---- Records for this task

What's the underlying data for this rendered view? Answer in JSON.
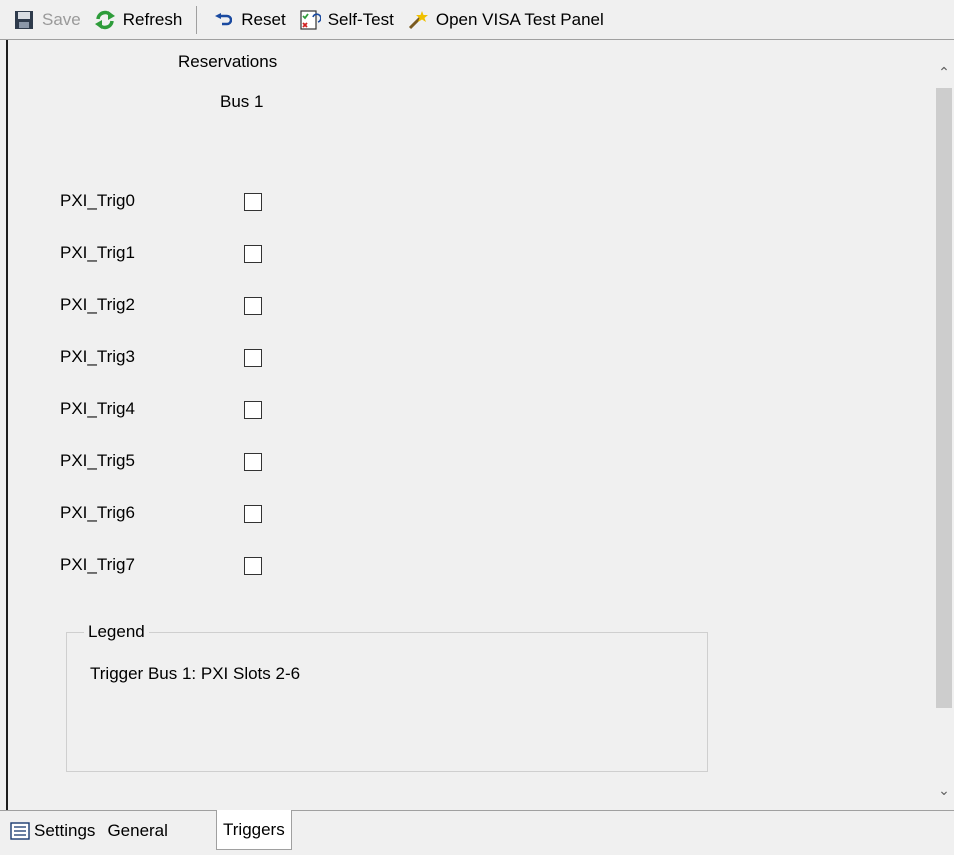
{
  "toolbar": {
    "save_label": "Save",
    "refresh_label": "Refresh",
    "reset_label": "Reset",
    "selftest_label": "Self-Test",
    "visa_label": "Open VISA Test Panel"
  },
  "main": {
    "reservations_header": "Reservations",
    "bus_header": "Bus 1",
    "triggers": [
      {
        "label": "PXI_Trig0",
        "checked": false
      },
      {
        "label": "PXI_Trig1",
        "checked": false
      },
      {
        "label": "PXI_Trig2",
        "checked": false
      },
      {
        "label": "PXI_Trig3",
        "checked": false
      },
      {
        "label": "PXI_Trig4",
        "checked": false
      },
      {
        "label": "PXI_Trig5",
        "checked": false
      },
      {
        "label": "PXI_Trig6",
        "checked": false
      },
      {
        "label": "PXI_Trig7",
        "checked": false
      }
    ],
    "legend": {
      "title": "Legend",
      "text": "Trigger Bus 1: PXI Slots 2-6"
    }
  },
  "tabs": [
    {
      "label": "Settings",
      "active": false
    },
    {
      "label": "General",
      "active": false
    },
    {
      "label": "Triggers",
      "active": true
    }
  ],
  "icons": {
    "save": "floppy-disk-icon",
    "refresh": "refresh-arrows-icon",
    "reset": "undo-arrow-icon",
    "selftest": "checklist-icon",
    "visa": "magic-wand-icon",
    "settings_tab": "list-icon"
  },
  "colors": {
    "refresh_green": "#2e9c3a",
    "reset_blue": "#1a4aa0",
    "wand_yellow": "#f0c000",
    "checkbox_border": "#333333"
  }
}
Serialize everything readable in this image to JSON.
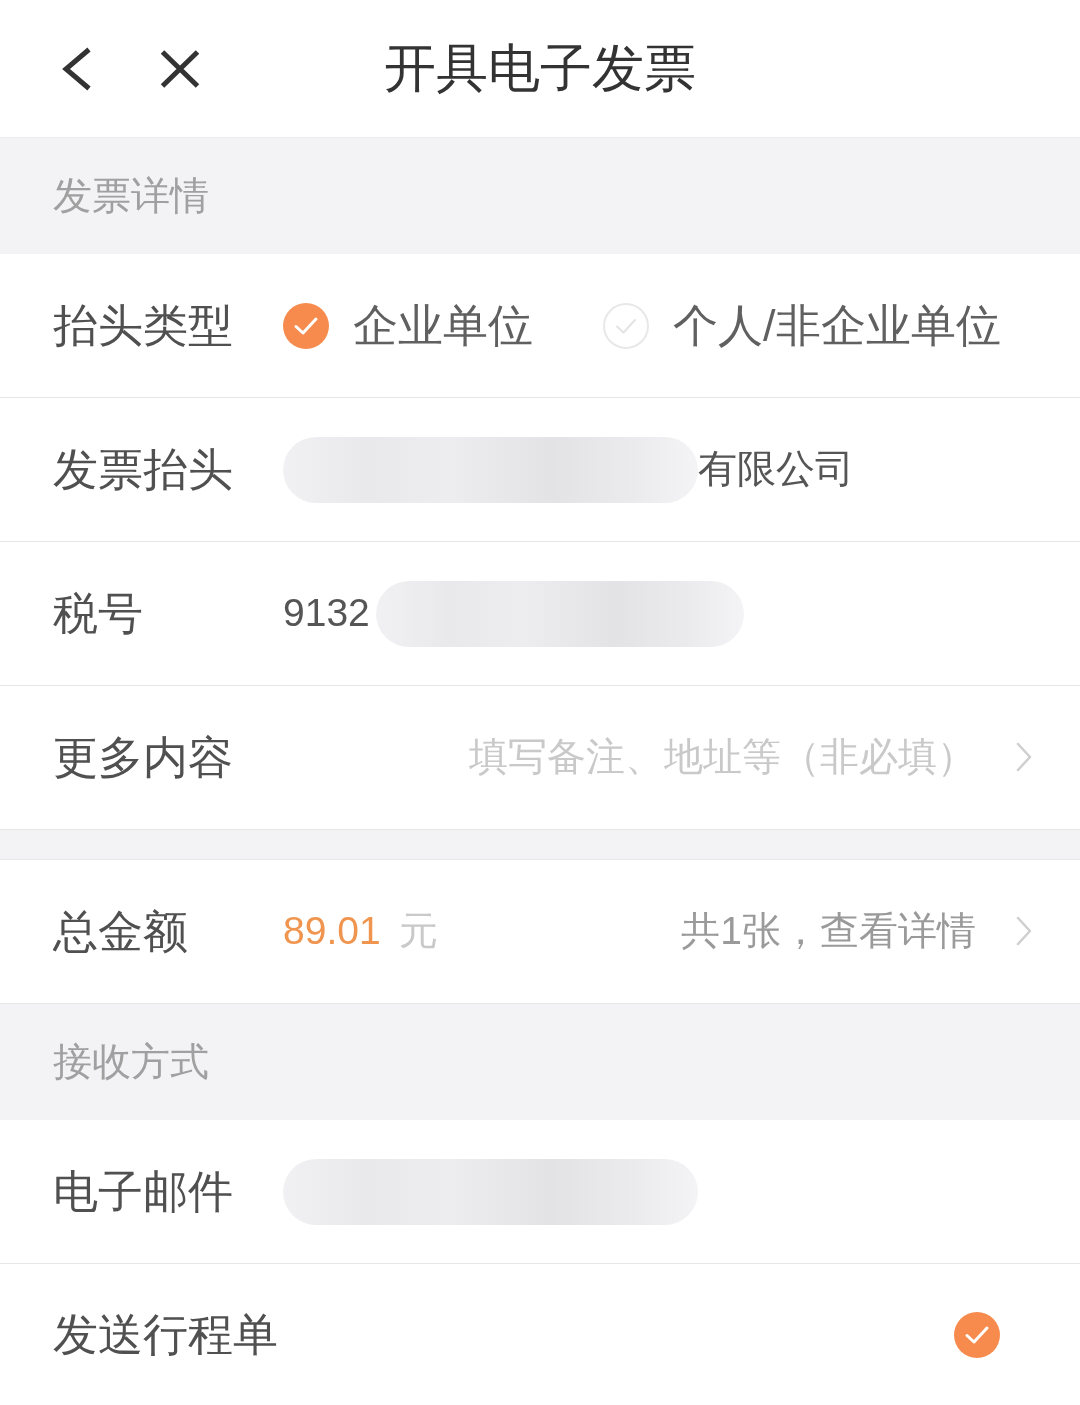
{
  "header": {
    "title": "开具电子发票"
  },
  "sections": [
    {
      "heading": "发票详情",
      "rows": [
        {
          "kind": "radio",
          "label": "抬头类型",
          "options": [
            {
              "label": "企业单位",
              "selected": true
            },
            {
              "label": "个人/非企业单位",
              "selected": false
            }
          ]
        },
        {
          "kind": "value",
          "label": "发票抬头",
          "value": [
            {
              "kind": "redaction"
            },
            {
              "kind": "text",
              "text": "有限公司"
            }
          ]
        },
        {
          "kind": "value",
          "label": "税号",
          "value": [
            {
              "kind": "text",
              "text": "9132"
            },
            {
              "kind": "redaction"
            }
          ]
        },
        {
          "kind": "link",
          "label": "更多内容",
          "hint": "填写备注、地址等（非必填）"
        }
      ]
    },
    {
      "rows": [
        {
          "kind": "amount",
          "label": "总金额",
          "amount": "89.01",
          "unit": "元",
          "detail": "共1张，查看详情"
        }
      ]
    },
    {
      "heading": "接收方式",
      "rows": [
        {
          "kind": "value",
          "label": "电子邮件",
          "value": [
            {
              "kind": "redaction"
            }
          ]
        },
        {
          "kind": "check",
          "label": "发送行程单",
          "checked": true
        }
      ]
    }
  ]
}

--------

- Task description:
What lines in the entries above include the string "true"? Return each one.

- Output for this exercise:
      "active": true
              "selected": true
          "checked": true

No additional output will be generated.